Many wondered as much, when the study of the Dark Side was young. They were wrong.

The matter you are accustomed to composes merely a twentieth of the universe, while Dark Matter is more than a quarter. There is simply not enough of these minor contributions, neutrinos and black holes, to account for the vast darkness that surrounds the galaxy, and with each astronomer’s investigation we grow more assured.

As for modifying gravity, do you seek to modify a fundamental Force?

If so, you should be wary. Forces, by their nature, are accompanied by particles, and gravity is no exception. Take care that your tinkering does not result in a new sort of particle. If so, you may be unknowingly walking the path of the Dark Side, for your modification may be just another form of Dark Matter.

What sort of things could Dark Matter be? Can Dark Matter decay into ordinary matter? Could there be anti-Dark Matter?

As of yet, your scientists are still baffled by the nature of Dark Matter. Still, there are limits. Since only rare events could produce it from ordinary matter, the universe’s supply of Dark Matter must be ancient, dating back to the dawn of the cosmos. In that case, it must decay only slowly, if at all. Similarly, if Dark Matter had antimatter forms then its interactions must be so weak that it has not simply annihilated with its antimatter half across the universe. So while either is possible, it may be simpler for your theorists if Dark Matter did not decay, and was its own antimatter counterpart. On the other hand, if Dark Matter did undergo such reactions, your kind may one day be able to detect it.

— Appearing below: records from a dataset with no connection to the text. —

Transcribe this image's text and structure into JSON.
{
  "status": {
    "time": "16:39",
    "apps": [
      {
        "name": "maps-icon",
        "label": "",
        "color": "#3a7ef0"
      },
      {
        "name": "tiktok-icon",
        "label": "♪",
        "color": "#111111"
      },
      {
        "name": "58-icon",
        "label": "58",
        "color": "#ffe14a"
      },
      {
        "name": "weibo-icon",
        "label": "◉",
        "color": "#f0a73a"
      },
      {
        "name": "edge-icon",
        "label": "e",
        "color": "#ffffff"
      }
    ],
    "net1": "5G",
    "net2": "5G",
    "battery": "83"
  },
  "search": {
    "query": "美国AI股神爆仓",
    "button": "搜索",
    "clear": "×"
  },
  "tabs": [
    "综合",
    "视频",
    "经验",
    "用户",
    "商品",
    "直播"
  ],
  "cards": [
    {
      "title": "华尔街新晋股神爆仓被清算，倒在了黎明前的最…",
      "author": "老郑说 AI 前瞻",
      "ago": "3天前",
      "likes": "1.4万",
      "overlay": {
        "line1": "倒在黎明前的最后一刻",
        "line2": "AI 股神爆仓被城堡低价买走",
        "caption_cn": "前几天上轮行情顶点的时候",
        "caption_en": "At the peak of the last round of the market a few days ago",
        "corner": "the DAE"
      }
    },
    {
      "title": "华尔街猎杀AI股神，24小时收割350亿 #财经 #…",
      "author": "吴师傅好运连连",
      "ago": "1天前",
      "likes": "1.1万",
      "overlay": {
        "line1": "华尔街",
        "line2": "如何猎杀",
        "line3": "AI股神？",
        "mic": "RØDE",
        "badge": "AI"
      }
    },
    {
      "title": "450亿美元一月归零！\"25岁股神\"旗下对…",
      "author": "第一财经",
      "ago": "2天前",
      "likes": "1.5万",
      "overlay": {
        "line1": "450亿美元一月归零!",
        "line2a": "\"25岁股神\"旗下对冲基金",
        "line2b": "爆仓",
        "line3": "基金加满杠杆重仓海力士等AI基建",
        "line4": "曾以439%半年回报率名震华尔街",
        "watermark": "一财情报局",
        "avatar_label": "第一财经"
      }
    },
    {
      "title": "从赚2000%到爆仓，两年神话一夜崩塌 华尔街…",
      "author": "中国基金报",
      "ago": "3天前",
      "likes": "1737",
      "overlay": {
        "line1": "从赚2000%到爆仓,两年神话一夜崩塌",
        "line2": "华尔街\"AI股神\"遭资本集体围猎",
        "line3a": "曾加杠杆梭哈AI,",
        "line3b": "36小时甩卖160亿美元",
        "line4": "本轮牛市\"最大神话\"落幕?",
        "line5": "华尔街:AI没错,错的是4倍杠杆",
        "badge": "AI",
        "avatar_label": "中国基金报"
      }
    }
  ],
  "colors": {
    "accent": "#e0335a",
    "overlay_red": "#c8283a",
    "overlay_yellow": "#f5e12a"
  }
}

Of course, as a master of the Dark Side I know the true nature of Dark Matter. However, I could only impart it to a loyal apprentice…

Yeah, I think I’ll pass on that. They say you can only get a job in academia when someone dies, but unlike the Sith they don’t mean it literally.

Let’s move on to Dark Energy. What can you tell us about it?

Dark “Energy”, like Dark Matter, is named for what people on your Earth cannot comprehend. Nothing, not even Dark Energy, is “made of energy”. Dark Energy is “energy” merely because it behaves unlike matter.

Matter, even Dark Matter, is drawn together by the force of gravity. Under its yoke, the universe would slow down in its expansion and eventually collapse into a crunch, like the throat of an incompetent officer.

However, the universe is not collapsing, but accelerating, galaxies torn away from each other by a force that must compose more than two thirds of the universe. It is rather like the Yuuzhan Vong, a mysterious force from outside the galaxy that scouts persistently under- or over-estimate.

Umm, I’m pretty sure the Yuuzhan Vong don’t exist anymore, since Disney got rid of the Expanded Universe.

That perfidious Mouse!

Well folks, Vader is now on a rampage of revenge in the Disney offices, so I guess we’ll have to end the interview. Tune in next week, and until then, may the Force be with you!